For your social networking apps, the BlackBerry serves up a healthy spoonful of Facebook, Twitter, Foursquare, and LinkedIn. And yes, these are real apps, not just links to mobile Web sites masquerading as apps. You know what is, though? YouTube. I'm looking forward to a full-fledged app from them.
In addition to the social apps, you'll find a notes program, an alarm clock with special bedtime mode (it shuts off alerts, but don't hold your breath for lullabies). There's Flixster, Box, and Dropbox, the awesome Angry Birds Star Wars, Slacker Radio, and in my review unit, quite a lot of Canadian news, sports, and transportation apps.
More content is close at hand in BlackBerry World, where you can browse by apps, games, music, videos, and TV shows. Rovio powers the shows, while longtime partner 7 Digital handles the music. Strangely, you can search for top paid apps, but there aren't any filtering options specifically for free programs.
BlackBerry Balance and business use
Business and security-conscious users have long been RIM's bread and butter. The BlackBerry Z10 serves this demographic well with BlackBerry Balance, which helps separate sensitive business apps from your personal ones, with the help of your corporate IT manager. There are privacy settings and RIM's signature encrypted servers, plus parental controls -- not to mention remote wiping with BlackBerry Protect.
With the Z10, RIM takes aim at both individual consumers looking for a smart new device and business professionals who could easily pass this phone to an IT administrator to get work-approved apps. The thing is, in today's climate of bring-your-own-phone, many businesses can get by with little extra security and have abandoned fleets of devices. Having been out of the game for so long, it could be a hard sell.
Cameras and video
For a long time now, the BlackBerry camera has been a weak spot. No longer. The Z10 packs a respectable 8-megapixel shooter in the back and a 2-megapixel lens up front. Both record 720p HD video, and the larger of the two can also shoot 1080p HD video.
The main camera comes with autofocus, 5x digital zoom, and options for burst mode and stabilization. Pressing either volume button can snap a shot. TimeShift mode takes an array of photos, and lets you revisit them along a timeline to pick the one you like best. There are scene modes (like action and night) and you can choose to take pictures in a 3:4 or 9:16 ratio. (For more on TimeShift, see the full.)
Although there's autofocus, focusing elsewhere isn't intuitive. Touching the screen anywhere triggers the shutter, so you'll just have to know to drag the focal bracket around the screen.
Budding photographers will also notice scant options and controls.
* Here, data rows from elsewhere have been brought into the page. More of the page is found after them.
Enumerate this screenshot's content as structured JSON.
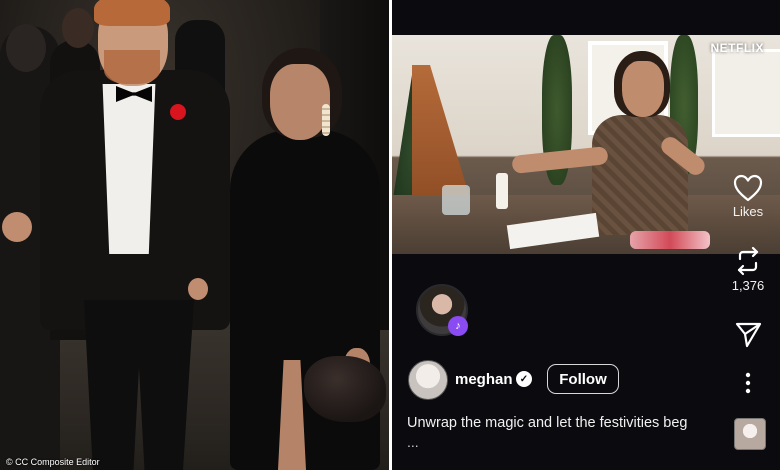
{
  "photo_credit": "© CC Composite Editor",
  "video": {
    "watermark": "NETFLIX"
  },
  "actions": {
    "likes_label": "Likes",
    "reposts_count": "1,376"
  },
  "post": {
    "username": "meghan",
    "follow_label": "Follow",
    "caption": "Unwrap the magic and let the festivities beg",
    "caption_more": "..."
  },
  "colors": {
    "screen_bg": "#0a0a0f",
    "music_badge": "#8a4bf2",
    "poppy": "#d8141e"
  },
  "icons": [
    "heart-icon",
    "repost-icon",
    "send-icon",
    "more-icon",
    "verified-icon",
    "music-icon"
  ]
}
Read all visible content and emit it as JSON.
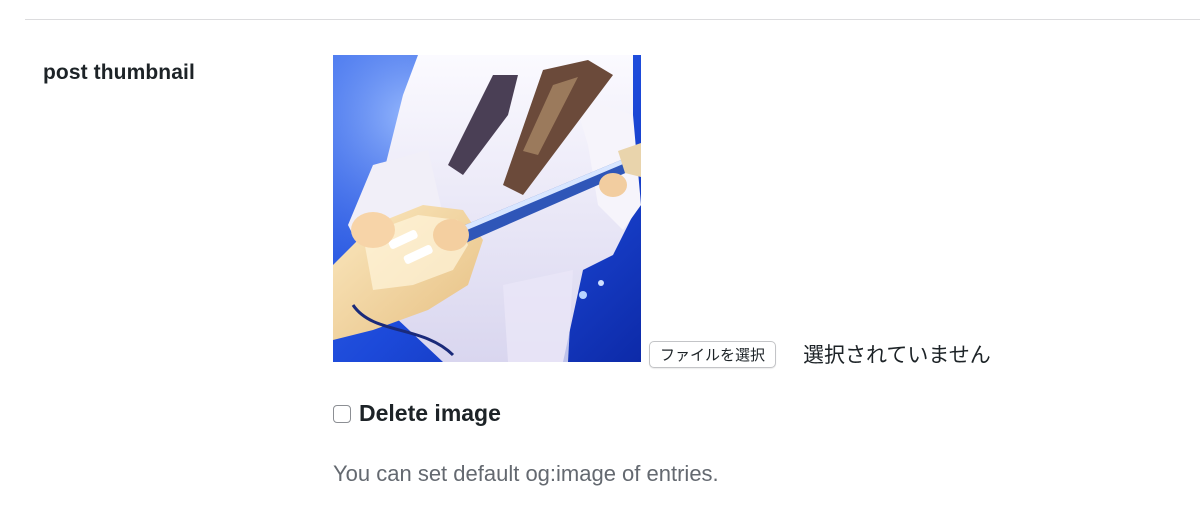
{
  "field": {
    "label": "post thumbnail"
  },
  "thumbnail": {
    "alt": "Guitarist playing electric guitar on stage"
  },
  "file_input": {
    "button_label": "ファイルを選択",
    "status": "選択されていません"
  },
  "delete_image": {
    "label": "Delete image",
    "checked": false
  },
  "help": {
    "text": "You can set default og:image of entries."
  },
  "colors": {
    "stage_blue": "#1f4fd6",
    "shirt_white": "#f3f1f6",
    "guitar_cream": "#f0d8a8",
    "help_gray": "#646970"
  }
}
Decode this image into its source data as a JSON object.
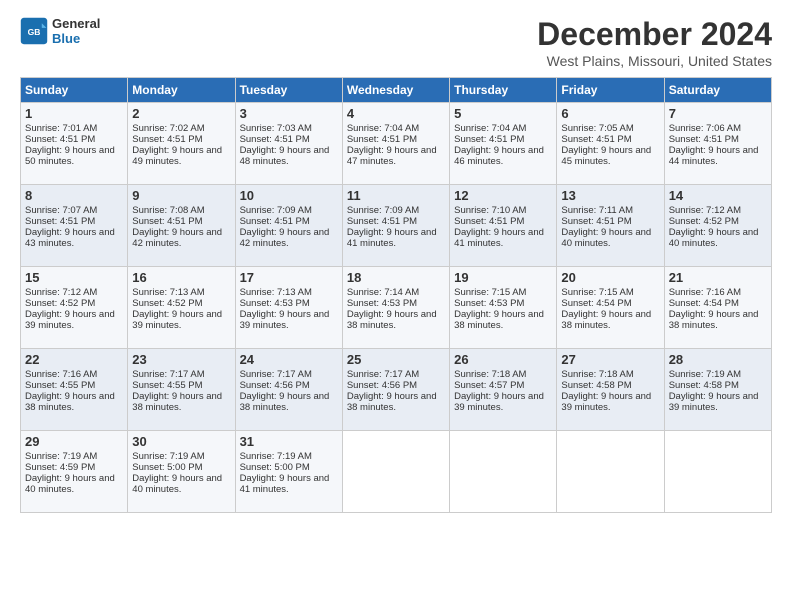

There's no HDR, no ISO settings, no grid, no geotagging, no option to drop resolution, and -- one of its worst offenses in my opinion -- no way to silence the shutter's loud clacking.
I've heard phone makers argue that most casual users don't need features overkill, but I submit that it's nice to have, especially if you'd like phone owners to leave the dSLR at home and use your phone as their camera instead.
Despite the thin toolset, image quality was pretty decent. Naturally, photos looked better outside than inside, where there was plenty of ambient light and where I could hold the image steady. Some pictures looked very noisy in full resolution, but other times, the Z10's camera picked up more detail than some others; for instance, in one comparison photo I took with an HTC Droid DNA.